# ABOUT THIS EXERCISE
Search the material below for the word "Beauty" and copy every line in which it occurs.

# DATASET EXTRACT

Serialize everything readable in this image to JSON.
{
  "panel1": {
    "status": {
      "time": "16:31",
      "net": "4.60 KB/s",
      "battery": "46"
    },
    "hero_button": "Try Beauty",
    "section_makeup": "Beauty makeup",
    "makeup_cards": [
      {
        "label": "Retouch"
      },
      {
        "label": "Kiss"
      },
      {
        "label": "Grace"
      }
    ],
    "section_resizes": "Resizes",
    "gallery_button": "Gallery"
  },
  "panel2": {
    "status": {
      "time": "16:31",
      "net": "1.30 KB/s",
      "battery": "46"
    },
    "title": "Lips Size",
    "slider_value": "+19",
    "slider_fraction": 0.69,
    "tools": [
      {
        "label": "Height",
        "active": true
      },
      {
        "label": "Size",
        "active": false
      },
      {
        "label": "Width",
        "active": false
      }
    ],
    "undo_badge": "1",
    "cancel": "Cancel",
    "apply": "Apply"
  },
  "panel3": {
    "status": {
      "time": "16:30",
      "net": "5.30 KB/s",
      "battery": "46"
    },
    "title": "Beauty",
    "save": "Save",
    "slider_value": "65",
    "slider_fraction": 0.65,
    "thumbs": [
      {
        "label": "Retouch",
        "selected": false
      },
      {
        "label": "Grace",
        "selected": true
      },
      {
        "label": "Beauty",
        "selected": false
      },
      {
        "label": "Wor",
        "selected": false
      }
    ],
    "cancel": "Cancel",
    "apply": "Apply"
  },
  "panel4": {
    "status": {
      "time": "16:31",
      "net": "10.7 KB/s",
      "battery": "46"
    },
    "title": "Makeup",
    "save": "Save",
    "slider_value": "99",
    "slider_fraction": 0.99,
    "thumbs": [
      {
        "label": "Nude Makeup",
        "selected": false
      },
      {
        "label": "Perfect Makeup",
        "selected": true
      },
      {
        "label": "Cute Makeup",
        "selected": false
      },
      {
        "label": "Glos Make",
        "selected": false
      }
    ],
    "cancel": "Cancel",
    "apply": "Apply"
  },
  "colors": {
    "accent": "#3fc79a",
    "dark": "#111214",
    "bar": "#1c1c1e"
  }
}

# OUTPUT OF THE EXERCISE
    "hero_button": "Try Beauty",
    "section_makeup": "Beauty makeup",
    "title": "Beauty",
        "label": "Beauty",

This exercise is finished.